One of the most troublesome places was the vaulted ceiling in the upstairs sitting room, where there there were no ceiling studs at the upper edges of the walls. The contractors had to reverse-engineer backing boards to anchor the drywall.

The octagonal shape of the house was also challenging. It took Eric an entire day just to drywall the ceiling of the laundry room, where the eight beams come together at an apex.


The laundry room ceiling – where the eight support beams come together – took one entire day to drywall

Joe told us that when he normally bids a drywall job, he estimates 6-7 percent material waste. Given our octagonal house, he estimated 20 percent waste. The actual outcome was 40 percent waste. All told, he underestimated materials by $200 and labor by even more. He was willing to honor his bid and absorb the labor loss, but Gail insisted that we make it fair. We covered the material overage and half of the labor overage.

In addition, Eric had spotted our woodstove and said he needed one, so we gave it to him (along with all of the double-lined ductwork). It had actually been sitting here for the past five years – we couldn’t figure out where to put it, with all of the window walls. Eric was thrilled.

We had contracted drywall and taping, but no texturing. First, texturing was not required for inspection, and it would save us both money and time. Second, Gail had not decided what she wanted for the final texturing. Our inspector Dennis came out, approved the work, and signed us off for another progress report good for six more months.

We would spend the next few days restoring the upstairs fans and furniture to their previous states. Both Gail and Russell currently have physical limitations that prevent them from lifting anything heavy. Fortunately, Russell’s friend Steve was available, and he met us late Thursday morning.

Before we would move any furniture, though, Gail decided that we should put OSB subflooring in all of the bedrooms. Steve was just as happy for the delay, as it gave him an opportunity to work outside with burn piles.

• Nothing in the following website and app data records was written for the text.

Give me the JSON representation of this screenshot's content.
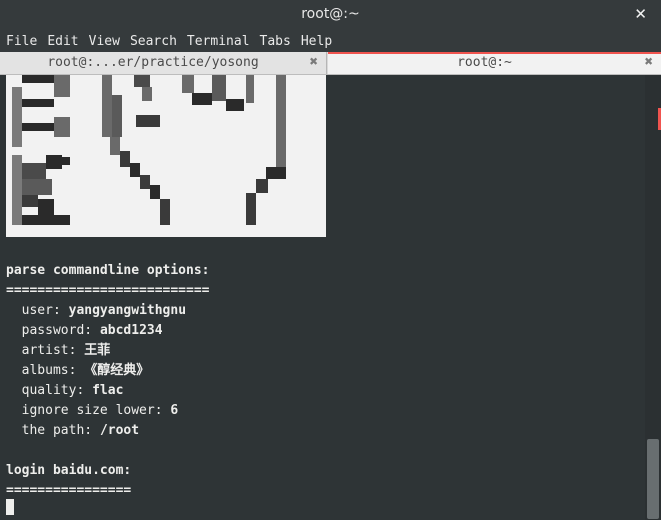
{
  "window": {
    "title": "root@:~"
  },
  "menu": [
    "File",
    "Edit",
    "View",
    "Search",
    "Terminal",
    "Tabs",
    "Help"
  ],
  "tabs": [
    {
      "label": "root@:...er/practice/yosong",
      "active": false
    },
    {
      "label": "root@:~",
      "active": true
    }
  ],
  "terminal": {
    "section1_header": "parse commandline options:",
    "section1_rule": "==========================",
    "options": [
      {
        "label": "user:",
        "value": "yangyangwithgnu"
      },
      {
        "label": "password:",
        "value": "abcd1234"
      },
      {
        "label": "artist:",
        "value": "王菲"
      },
      {
        "label": "albums:",
        "value": "《醇经典》"
      },
      {
        "label": "quality:",
        "value": "flac"
      },
      {
        "label": "ignore size lower:",
        "value": "6"
      },
      {
        "label": "the path:",
        "value": "/root"
      }
    ],
    "section2_header": "login baidu.com:",
    "section2_rule": "================"
  },
  "colors": {
    "terminal_bg": "#2e3436",
    "terminal_fg": "#eeeeec",
    "active_tab_accent": "#f0544f"
  },
  "icons": {
    "tab_close": "close-icon",
    "window_close": "close-icon"
  }
}
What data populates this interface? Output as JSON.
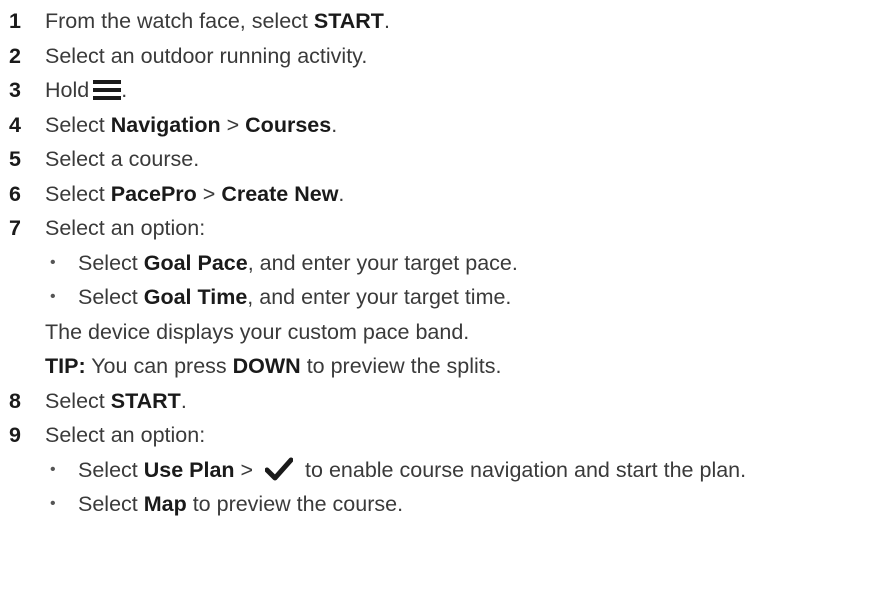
{
  "steps": [
    {
      "num": "1",
      "pre": "From the watch face, select ",
      "b1": "START",
      "post": "."
    },
    {
      "num": "2",
      "text": "Select an outdoor running activity."
    },
    {
      "num": "3",
      "pre": "Hold",
      "icon": "menu-icon",
      "post": "."
    },
    {
      "num": "4",
      "pre": "Select ",
      "b1": "Navigation",
      "mid": " > ",
      "b2": "Courses",
      "post": "."
    },
    {
      "num": "5",
      "text": "Select a course."
    },
    {
      "num": "6",
      "pre": "Select ",
      "b1": "PacePro",
      "mid": " > ",
      "b2": "Create New",
      "post": "."
    },
    {
      "num": "7",
      "text": "Select an option:",
      "bullets": [
        {
          "pre": "Select ",
          "b": "Goal Pace",
          "post": ", and enter your target pace."
        },
        {
          "pre": "Select ",
          "b": "Goal Time",
          "post": ", and enter your target time."
        }
      ],
      "note": "The device displays your custom pace band.",
      "tip": {
        "label": "TIP:",
        "pre": " You can press ",
        "b": "DOWN",
        "post": " to preview the splits."
      }
    },
    {
      "num": "8",
      "pre": "Select ",
      "b1": "START",
      "post": "."
    },
    {
      "num": "9",
      "text": "Select an option:",
      "bullets": [
        {
          "pre": "Select ",
          "b": "Use Plan",
          "mid": " > ",
          "icon": "check-icon",
          "post": " to enable course navigation and start the plan."
        },
        {
          "pre": "Select ",
          "b": "Map",
          "post": " to preview the course."
        }
      ]
    }
  ],
  "bullet_char": "•"
}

Russell scheduled Steve’s help, then unscheduled it. Instead, he ended up taking all of Thursday just to reinstall the four ceiling fans. (It was more time consuming as a solo job.) Meanwhile, Gail took the odious task of cleaning all of the drywall dust that covered everything upstairs.

Russell rescheduled Steve’s help for Friday morning, then unscheduled that as well. Gail decided that before we installed the OSB subflooring, we should put down acoustical padding to cut down on foot traffic noise. And before we did that, she needed to plane and level the uneven sections of the floor. We ended up taking all of Friday just to install subflooring in Cameron’s and Joss’ bedrooms. (We decided not to subfloor the master bedroom yet, until Gail is sure the south wall is weathertight.)


Laying the subfloor in Cameron’s bedroom. First, Gail planed and shimmed the edges of the floor sections until they were level.


Next, we put down acoustical padding to dampen foot traffic noises. (For Cameron’s bedroom we used cork tiles. For Joss’ we used fiber padding. Both are normally used under laminate flooring.)


Finally, Russell cut and installed 1/2” OSB for the subfloor.

Gail was thrilled to see the visible progress all around, between the newly drywalled ceilings and the newly subfloored floors. “The upstairs has been transformed,” she declared.

It was finally on Saturday morning that Russell and Steve moved the furniture from downstairs back upstairs. The entire process took less than two hours. This left us enough time to go out for lunch to our favorite all-you-can-eat Chinese restaurant in town.

We are now down to one major task before our final inspection sign-off: the railings for the stairs and upper landings. Dennis says that in order to pass inspection, all we really need is the posts installed with chicken wire strung across them. Given our increasing physical limitations, we may consider it. In the meantime, Gail is already scheduling to return by herself next week to install some more floorboards.


A finishing touch: Gail puts up a butterfly cloth that she purchased on our recent vacation in Costa Rica.

 

[Worldtrippers home] [Mountaintop home]